A Beringia contestant and his dogs. Photo: Oleg Belov / NaDV.ru
A Beringia contestant and his dogs. Photo: Oleg Belov / NaDV.ru

On March 11, the world’s longest dog sled race (as judged by the Guinness Book of Records) began in Russia’s Far East. Covering more than 2,000 kilometers of grueling terrain, the ‘Beringia’ trek puts its contestants through some of the most extreme conditions on earth.

To complete the Beringia, sled drivers need to grapple with intense cold as they venture across the taiga and tundra of the Far East region’s Kamchatka and Chukotka territories. Minus 40 degree Celsius temperatures are not unheard of.

Dog sleds are a traditional form of transport for the indigenous peoples of Kamchatka: they have long been used to convey materials, mail, food and people to remote settlements. By the 1990s, however, dog breeding traditions remained alive only in the most far-flung parts of the territory. 

The Beringia was established in 1990 to support those traditions. It started with eight teams competing over a 250-kilometer trek. The following year, race organizers decided to expand it into something that would gain global recognition: they set out a 1,980-kilometer route that put the race into the record books.

Today, the race is one of the most recognized dog sled events in the world and a major attraction in the Far East region, attracting thousands of spectators.

Alisa Ishchenko (and puppy). Photo: Oleg Belov / NaDV.ru

Contestants operate open sleds pulled by as many as 16 dogs. Most of the way, the driver remains standing, shouting orders to the harnessed dogs. Occasionally, he or she runs alongside to ease the load and encourage the animals.

The route for the race is specially prepared.
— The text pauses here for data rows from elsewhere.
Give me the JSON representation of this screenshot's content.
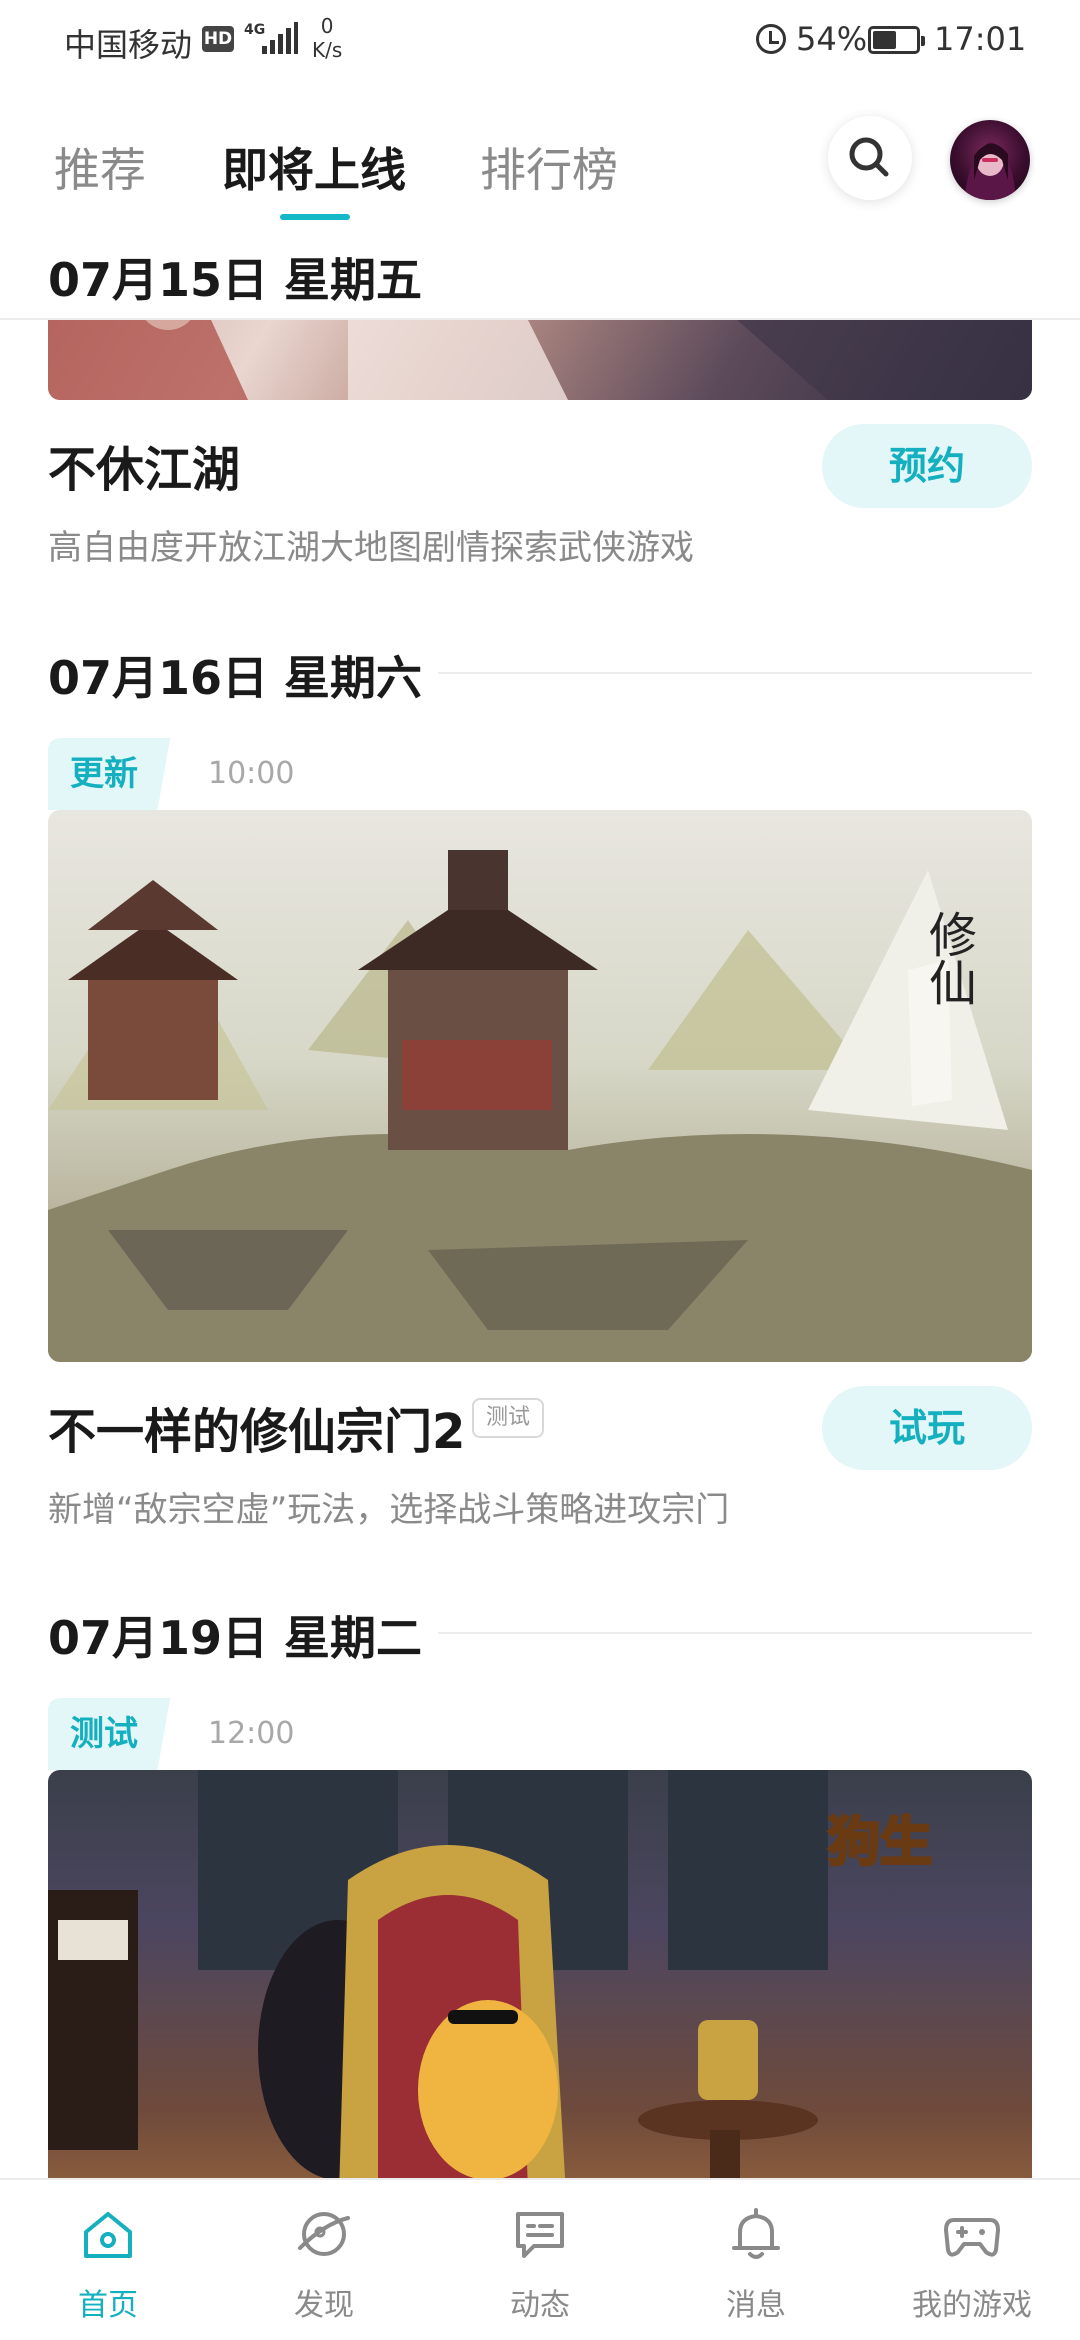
{
  "status_bar": {
    "carrier": "中国移动",
    "hd": "HD",
    "network": "4G",
    "speed_value": "0",
    "speed_unit": "K/s",
    "battery_percent": "54%",
    "battery_level": 0.54,
    "time": "17:01"
  },
  "top_tabs": {
    "items": [
      "推荐",
      "即将上线",
      "排行榜"
    ],
    "active_index": 1
  },
  "sticky_date": "07月15日 星期五",
  "games": [
    {
      "title": "不休江湖",
      "description": "高自由度开放江湖大地图剧情探索武侠游戏",
      "action": "预约"
    },
    {
      "date": "07月16日 星期六",
      "tag": "更新",
      "time": "10:00",
      "title": "不一样的修仙宗门2",
      "badge": "测试",
      "description": "新增“敌宗空虚”玩法，选择战斗策略进攻宗门",
      "action": "试玩"
    },
    {
      "date": "07月19日 星期二",
      "tag": "测试",
      "time": "12:00"
    }
  ],
  "bottom_nav": {
    "items": [
      "首页",
      "发现",
      "动态",
      "消息",
      "我的游戏"
    ],
    "active_index": 0
  },
  "colors": {
    "accent": "#14b0bf",
    "accent_bg": "#e3f6f8",
    "text_primary": "#1a1a1a",
    "text_secondary": "#8a8a8a"
  },
  "icons": [
    "search-icon",
    "home-icon",
    "discover-icon",
    "feed-icon",
    "bell-icon",
    "gamepad-icon",
    "alarm-icon",
    "battery-icon",
    "signal-icon"
  ]
}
Snowmobiles pave the way and mark the trek with flags. However, weather conditions are often so bad that the dogs lose their way and get off-track.

Despite the extreme conditions, however, not a single casualty (canine or human) has been recorded over the nearly three decades in which the race has been operating.

“Throughout the race we have an accompanying staff of about 30 people,” said deputy head of the ‘Beringia-2018’ race, Artyom Chernov. “They include three people on the judging panel, one medical and two veterinarian staff, plus volunteers. There is also a team for laying and preparing the trail.”

Kayurs (plus dogs) on the Beringia. Photo: Oleg Belov / NaDV.ru

Dogs are closely monitored by both specialists and sled drivers, who are known as kayur in the local parlance (the word in English is “musher”). Any dog deemed to be experiencing health issues is removed from the race.

“Experienced kayur know that it is vital to take good care of the dogs’ paws, to put special slippers on them, that dogs need to be loved, not pushed too hard and cherished. If a dog is tired, the kayur is the first to understand that it should be removed from the race,” said one of the Beringia veterinarians, Tatyana Konovalova.

For the 2018 edition, 15 thrill-seekers came forward to participate. The youngest of the contestants recently turned 18. The oldest is over 60.

“I’m in this race to fulfill my dream. I want to discover myself, to be alone with nature and with my team. I’m not in this for victory, I just wanted to take part,” said 18-year-old Alisa Ishchenko.

The route is divided into 25 stages. Every day the drivers travel an average of about 100 km along mixed terrain, through rivers and streams, valleys and woods. Part of the route will pass along the eastern coast of Kamchatka, with a view of the Bering Sea.

Photo: Oleg Belov / NaDV.ru

Contestants start preparations several months in advance. This year there is even a contestant from as far away as Moscow. Vyacheslav Demchenko has been driving sleds for more than 10 years.

“I participated in many competitions, won a fair few prizes too,” Demchenko told Asia Times. “But, in the Far East everything is different. Nature here is very beautiful, but the conditions are harsh. That’s why it’s more interesting.”

The race will last about a month. Exact dates are not set because bad weather can affect schedules. There are times when storms prevent travel on sleds for several days.

Photo: Oleg Belov / NaDV.ru

After the race ends, the winners collect their prizes. Last year’s edition had a prize fund of 8.5 million rubles (US$149,000), according to the TASS news agency.

One of the prizes is an award for the contestant who is seen as the ‘Most Loyal to Traditions of the North.’ To qualify, the driver has to have spent the entire race in a traditional sled and attired in national dress.

This year, the route will span about 2,100 kilometers – which will break the Beringia’s previous record.

“To get into [our] Book, it is necessary that at least one dog team from the beginning to the end fulfills all the race conditions,” said Alexei Svistunov, editor-in-chief of a Russia record-keeping agency that publishes its own ‘Book of Records.’